With a week left until the Michigan primary, Rick Santorum is neck-and-neck with Mitt Romney, in a state that will test Santorum’s ability to connect with blue-collar voters. Perhaps in an attempt to up the ante with this crucial demographic, Santorum went on the offensive this weekend, attacking President Obama’s “radical environmentalism,” which, according to Santorum, is based in the president’s misinterpretation of the Bible. Santorum outlined his vision of environmental stewardship in an appearance on Face the Nation:
When you have a worldview that elevates the Earth above man and says that we can’t take those resources because we’re going to harm the Earth; by things that frankly are just not scientifically proven, for example, the politicization of the whole global warming debate — this is all an attempt to, you know, to centralize power and to give more power to the government.
Climate change skepticism is not new to this season’s GOP race and it’s an issue with a strong partisan divide, but Santorum’s theological approach certainly stands apart (and with gas prices spiking, it’s probably not a coincidence). Santorum has been taking a hard line on the economic consequences of environmental reform as well as the theological implications, blaming the president for frustrating energy development in coal country.
Santorum’s views on climate change, however, don’t exactly jive with those of his coreligionists. Seven-in-ten Catholics believe that the there is solid evidence that the average temperature on earth is getting warmer. And half of Catholics believe that climate change is being caused by human activity.
Although the Catholic hierarchy has not talked about the issue much recently, the issue of climate change is one in which Santorum also differs from leaders of his own faith. Last November, Pope Benedict XVI called on delegates to a U.N. climate change conference to agree on a “responsible and credible response to this worrisome and complex phenomenon.

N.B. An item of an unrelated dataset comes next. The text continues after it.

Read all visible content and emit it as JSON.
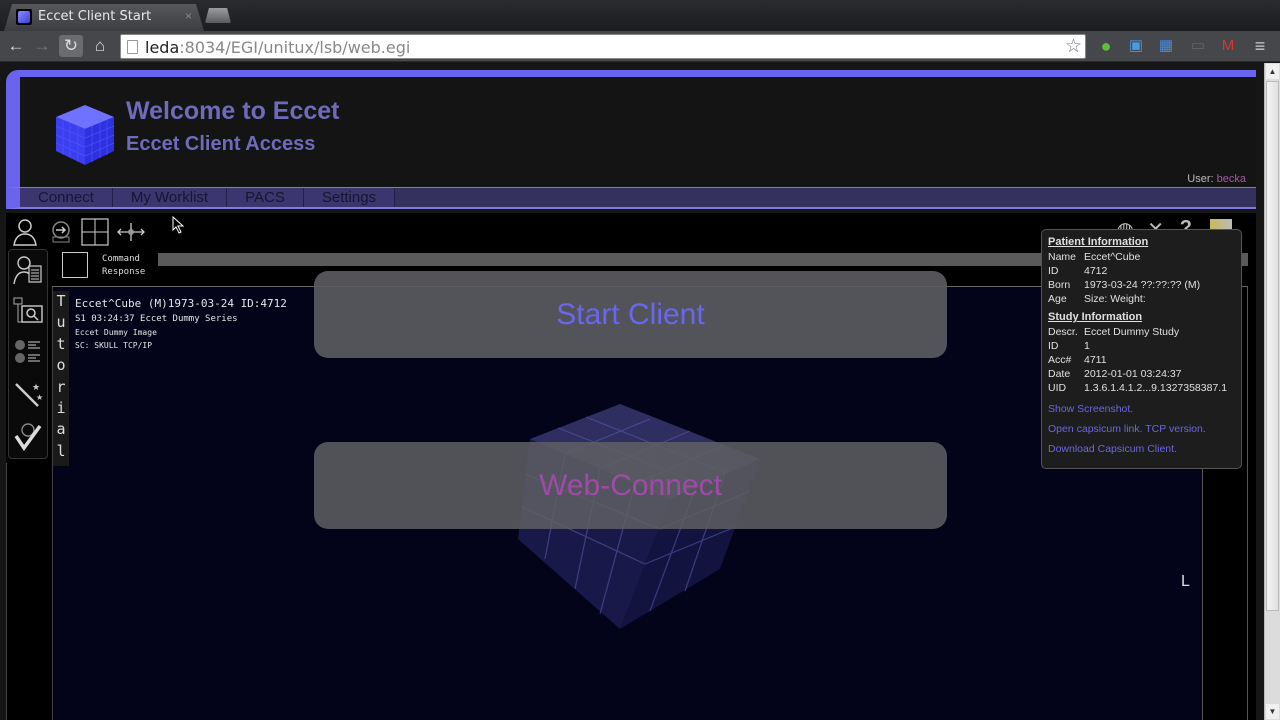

Santorum’s theological views on environmental stewardship may not resonate with most Catholics. However, among Republican voters, many of who believe in a literal interpretation of the Bible, and who strongly doubt the existence of climate change, his views may find a more receptive audience.